He has been involved in starting a new institute in Bangalore, International Centre for Theoretical Sciences, to be inaugurated next year. “I hope to spend even more time in India after the inauguration. A number of things must still be done to really attract scientists abroad back to India… I hope to work on these issues as I spend more time in India,” Bhargava said.
Born in Canada, Bhargava grew up mostly in the US in a “very Indian home”. “We always spoke Hindi at home, ate Indian food, and discussed Indian literature at the dinner table. There are a lot of academics in my family. My grandfather was a scholar of Sanskrit and ancient Indian history, and my mother is a mathematician with deep interests in linguistics and music. They were always my two biggest influences. Because of them, I was truly inspired to pursue interests in mathematics, music, and Sanskrit.”
Every three or four years, Bhargava would take about six months off from school to spend with his grandparents in their hometown Jaipur. “There, I spent time learning Hindi, Sanskrit, mathematics, tabla, sitar, and of course kite-flying, in preparation for what was my favorite holiday as a child, Makar Sankranti. My Indian heritage and the time I spent in India was a very important part of my upbringing, and played an important role in shaping my professional interests too,” he said.
“I think my mathematics has taken inspiration from these subjects [music and art]. I find I think about all three of these subjects — mathematics, music, poetry — in a very similar way. It’s also nice to use both sides of the brain. Mathematics has a creative side too, and for that reason I feel it’s important to study the arts to keep that creative side alive when doing mathematics.”
Bhargava works in the field of number theory. His work, primarily about determining when certain fundamental equations in mathematics have solutions in whole numbers, has helped introduced a new geometric method for answering such questions.

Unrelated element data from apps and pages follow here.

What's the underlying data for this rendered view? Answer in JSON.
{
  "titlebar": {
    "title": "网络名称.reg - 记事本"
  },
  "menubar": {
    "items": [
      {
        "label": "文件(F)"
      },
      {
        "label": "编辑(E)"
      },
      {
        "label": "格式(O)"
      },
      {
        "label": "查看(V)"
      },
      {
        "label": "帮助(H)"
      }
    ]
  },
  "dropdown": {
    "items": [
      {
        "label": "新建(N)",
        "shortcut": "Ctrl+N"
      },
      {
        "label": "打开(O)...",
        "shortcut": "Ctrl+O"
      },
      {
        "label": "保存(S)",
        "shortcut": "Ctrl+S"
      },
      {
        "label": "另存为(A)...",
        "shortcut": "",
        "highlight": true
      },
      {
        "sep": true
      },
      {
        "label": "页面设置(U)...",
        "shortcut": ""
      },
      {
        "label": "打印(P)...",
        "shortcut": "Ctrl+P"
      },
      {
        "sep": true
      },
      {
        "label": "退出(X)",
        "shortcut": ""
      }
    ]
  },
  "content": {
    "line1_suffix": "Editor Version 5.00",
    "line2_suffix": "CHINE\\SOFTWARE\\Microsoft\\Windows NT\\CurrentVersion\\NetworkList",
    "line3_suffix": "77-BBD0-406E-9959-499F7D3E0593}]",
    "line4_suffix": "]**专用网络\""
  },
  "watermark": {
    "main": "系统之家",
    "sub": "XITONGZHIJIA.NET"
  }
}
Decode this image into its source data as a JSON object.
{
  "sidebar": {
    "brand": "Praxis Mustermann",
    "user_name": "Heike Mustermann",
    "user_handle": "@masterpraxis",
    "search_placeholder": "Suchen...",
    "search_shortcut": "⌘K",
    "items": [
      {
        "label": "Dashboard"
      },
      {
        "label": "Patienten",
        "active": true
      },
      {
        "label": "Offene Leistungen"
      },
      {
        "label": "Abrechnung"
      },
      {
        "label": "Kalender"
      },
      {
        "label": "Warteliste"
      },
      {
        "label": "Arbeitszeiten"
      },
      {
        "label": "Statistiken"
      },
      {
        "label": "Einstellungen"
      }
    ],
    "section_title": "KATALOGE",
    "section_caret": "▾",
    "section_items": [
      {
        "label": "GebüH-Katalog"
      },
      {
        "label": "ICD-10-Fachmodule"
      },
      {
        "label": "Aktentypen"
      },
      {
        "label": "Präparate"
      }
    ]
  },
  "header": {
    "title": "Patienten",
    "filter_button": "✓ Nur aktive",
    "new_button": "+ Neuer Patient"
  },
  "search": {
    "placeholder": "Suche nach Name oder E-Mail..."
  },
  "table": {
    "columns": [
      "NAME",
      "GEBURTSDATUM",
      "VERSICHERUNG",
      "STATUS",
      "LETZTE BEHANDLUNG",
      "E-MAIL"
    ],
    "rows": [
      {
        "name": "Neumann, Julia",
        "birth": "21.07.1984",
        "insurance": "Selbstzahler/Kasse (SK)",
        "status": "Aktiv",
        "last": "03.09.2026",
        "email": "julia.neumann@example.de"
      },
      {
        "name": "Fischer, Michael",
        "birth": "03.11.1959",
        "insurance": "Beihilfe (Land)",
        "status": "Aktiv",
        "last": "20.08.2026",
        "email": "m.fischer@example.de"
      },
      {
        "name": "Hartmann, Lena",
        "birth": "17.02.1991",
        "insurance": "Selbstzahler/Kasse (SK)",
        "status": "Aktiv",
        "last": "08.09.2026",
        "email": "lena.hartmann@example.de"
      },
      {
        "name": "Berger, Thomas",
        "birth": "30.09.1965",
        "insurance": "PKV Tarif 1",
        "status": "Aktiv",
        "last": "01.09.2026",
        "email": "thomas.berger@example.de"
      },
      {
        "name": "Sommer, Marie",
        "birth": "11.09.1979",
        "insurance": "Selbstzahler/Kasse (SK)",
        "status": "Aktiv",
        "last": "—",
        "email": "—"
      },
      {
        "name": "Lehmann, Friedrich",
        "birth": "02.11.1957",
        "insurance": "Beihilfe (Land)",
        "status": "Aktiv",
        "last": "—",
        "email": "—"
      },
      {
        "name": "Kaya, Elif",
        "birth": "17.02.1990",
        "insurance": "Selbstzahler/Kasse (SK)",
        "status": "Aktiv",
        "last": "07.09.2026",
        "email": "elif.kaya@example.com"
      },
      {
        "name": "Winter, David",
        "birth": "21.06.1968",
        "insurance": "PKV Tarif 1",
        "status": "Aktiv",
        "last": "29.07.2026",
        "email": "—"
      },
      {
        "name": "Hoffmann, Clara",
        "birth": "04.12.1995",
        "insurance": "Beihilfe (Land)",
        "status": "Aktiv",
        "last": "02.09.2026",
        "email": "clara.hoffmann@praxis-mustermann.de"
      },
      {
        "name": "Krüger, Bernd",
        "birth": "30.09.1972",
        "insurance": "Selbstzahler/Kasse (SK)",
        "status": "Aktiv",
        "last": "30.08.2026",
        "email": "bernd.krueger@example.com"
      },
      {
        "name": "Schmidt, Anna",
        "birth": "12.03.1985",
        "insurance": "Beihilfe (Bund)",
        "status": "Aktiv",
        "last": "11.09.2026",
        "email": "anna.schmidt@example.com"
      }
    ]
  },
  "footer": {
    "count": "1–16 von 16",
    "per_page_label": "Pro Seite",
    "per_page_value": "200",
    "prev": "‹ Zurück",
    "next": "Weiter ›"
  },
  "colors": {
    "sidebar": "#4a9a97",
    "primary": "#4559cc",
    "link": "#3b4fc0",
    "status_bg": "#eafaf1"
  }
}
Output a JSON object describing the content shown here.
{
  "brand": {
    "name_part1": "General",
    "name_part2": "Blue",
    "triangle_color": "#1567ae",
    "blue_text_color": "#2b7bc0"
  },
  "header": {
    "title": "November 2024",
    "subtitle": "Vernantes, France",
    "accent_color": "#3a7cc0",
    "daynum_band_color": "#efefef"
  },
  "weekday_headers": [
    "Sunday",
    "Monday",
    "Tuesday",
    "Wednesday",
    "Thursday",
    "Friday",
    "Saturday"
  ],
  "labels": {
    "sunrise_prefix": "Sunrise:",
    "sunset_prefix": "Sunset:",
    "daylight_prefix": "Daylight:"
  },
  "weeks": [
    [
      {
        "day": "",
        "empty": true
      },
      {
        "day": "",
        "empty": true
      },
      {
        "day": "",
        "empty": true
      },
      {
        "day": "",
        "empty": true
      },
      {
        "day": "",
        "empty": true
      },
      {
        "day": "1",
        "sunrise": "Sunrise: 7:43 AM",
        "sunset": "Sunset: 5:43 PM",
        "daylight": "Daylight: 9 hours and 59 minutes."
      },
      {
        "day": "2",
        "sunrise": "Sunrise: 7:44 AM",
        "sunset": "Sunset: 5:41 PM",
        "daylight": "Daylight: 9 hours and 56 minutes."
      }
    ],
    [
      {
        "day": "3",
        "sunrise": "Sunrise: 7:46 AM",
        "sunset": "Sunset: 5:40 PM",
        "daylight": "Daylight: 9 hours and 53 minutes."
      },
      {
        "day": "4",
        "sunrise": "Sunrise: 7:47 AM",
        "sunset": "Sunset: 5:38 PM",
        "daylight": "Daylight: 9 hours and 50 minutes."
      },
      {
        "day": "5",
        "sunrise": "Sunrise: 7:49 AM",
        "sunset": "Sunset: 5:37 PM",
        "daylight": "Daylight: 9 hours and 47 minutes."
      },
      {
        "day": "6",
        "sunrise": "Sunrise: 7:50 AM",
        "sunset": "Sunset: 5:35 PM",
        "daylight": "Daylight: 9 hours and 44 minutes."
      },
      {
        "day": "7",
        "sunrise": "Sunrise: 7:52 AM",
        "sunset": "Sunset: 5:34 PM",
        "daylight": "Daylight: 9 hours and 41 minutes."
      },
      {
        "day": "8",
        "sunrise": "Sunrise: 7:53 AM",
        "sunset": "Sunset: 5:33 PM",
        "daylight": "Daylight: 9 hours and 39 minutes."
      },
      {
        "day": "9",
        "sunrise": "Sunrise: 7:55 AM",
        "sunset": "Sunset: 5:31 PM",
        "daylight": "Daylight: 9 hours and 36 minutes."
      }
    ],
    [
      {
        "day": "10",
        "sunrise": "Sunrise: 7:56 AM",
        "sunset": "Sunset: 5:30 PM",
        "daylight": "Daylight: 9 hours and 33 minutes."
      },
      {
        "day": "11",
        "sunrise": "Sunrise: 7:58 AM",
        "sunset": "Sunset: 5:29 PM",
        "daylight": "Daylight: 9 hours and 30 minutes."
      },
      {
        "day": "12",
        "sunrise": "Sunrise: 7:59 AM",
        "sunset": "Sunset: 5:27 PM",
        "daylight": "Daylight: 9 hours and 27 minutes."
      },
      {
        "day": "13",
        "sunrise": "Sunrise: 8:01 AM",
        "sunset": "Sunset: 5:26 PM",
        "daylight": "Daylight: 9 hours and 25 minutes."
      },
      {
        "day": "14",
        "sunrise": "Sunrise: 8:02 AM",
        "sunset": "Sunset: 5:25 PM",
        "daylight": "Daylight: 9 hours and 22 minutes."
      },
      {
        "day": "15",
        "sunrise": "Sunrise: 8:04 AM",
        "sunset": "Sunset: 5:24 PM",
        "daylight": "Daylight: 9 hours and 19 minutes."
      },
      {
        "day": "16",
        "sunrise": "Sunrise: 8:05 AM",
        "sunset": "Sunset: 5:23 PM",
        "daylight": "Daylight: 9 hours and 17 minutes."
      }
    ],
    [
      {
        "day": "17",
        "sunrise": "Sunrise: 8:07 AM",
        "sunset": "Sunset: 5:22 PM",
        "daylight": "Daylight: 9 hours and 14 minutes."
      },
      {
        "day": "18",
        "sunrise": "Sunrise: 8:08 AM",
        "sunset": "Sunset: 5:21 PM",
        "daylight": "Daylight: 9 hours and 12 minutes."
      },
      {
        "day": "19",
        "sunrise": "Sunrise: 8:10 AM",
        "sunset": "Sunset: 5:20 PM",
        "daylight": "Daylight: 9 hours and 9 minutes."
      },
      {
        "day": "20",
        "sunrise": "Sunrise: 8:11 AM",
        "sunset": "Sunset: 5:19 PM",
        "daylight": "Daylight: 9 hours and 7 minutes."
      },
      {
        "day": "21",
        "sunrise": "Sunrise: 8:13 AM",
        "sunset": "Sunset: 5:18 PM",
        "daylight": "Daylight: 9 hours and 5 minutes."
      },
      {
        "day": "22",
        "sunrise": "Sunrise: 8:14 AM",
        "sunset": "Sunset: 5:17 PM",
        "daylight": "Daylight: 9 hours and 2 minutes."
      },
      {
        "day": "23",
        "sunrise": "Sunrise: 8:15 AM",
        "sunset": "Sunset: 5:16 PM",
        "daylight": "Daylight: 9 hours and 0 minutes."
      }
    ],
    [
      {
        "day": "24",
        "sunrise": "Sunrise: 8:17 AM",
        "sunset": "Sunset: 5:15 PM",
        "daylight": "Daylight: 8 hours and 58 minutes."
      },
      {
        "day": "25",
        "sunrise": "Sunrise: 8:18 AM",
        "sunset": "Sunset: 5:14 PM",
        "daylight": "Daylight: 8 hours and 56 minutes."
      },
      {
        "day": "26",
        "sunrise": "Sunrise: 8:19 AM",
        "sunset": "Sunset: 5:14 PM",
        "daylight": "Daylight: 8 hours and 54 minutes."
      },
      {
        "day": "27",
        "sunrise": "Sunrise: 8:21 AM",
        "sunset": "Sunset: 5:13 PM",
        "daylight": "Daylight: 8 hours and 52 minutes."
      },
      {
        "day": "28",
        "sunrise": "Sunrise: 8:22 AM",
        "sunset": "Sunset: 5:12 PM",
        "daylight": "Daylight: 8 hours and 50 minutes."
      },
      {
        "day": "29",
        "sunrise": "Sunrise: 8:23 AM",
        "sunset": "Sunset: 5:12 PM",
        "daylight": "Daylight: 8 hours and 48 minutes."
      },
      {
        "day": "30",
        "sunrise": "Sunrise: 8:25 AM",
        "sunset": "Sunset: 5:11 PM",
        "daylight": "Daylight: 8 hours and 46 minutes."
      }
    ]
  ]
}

The Fields Medal is the highest honour in mathematics. “I’m of course very honoured to receive the Fields Medal,” Bhargava said. “Beyond that, it is a great source of encouragement and inspiration, not just for me, but I hope also for my students, collaborators, and colleagues who work with me. I hope it may also be a source of inspiration for more Indians to take up mathematics and scientific research in general.”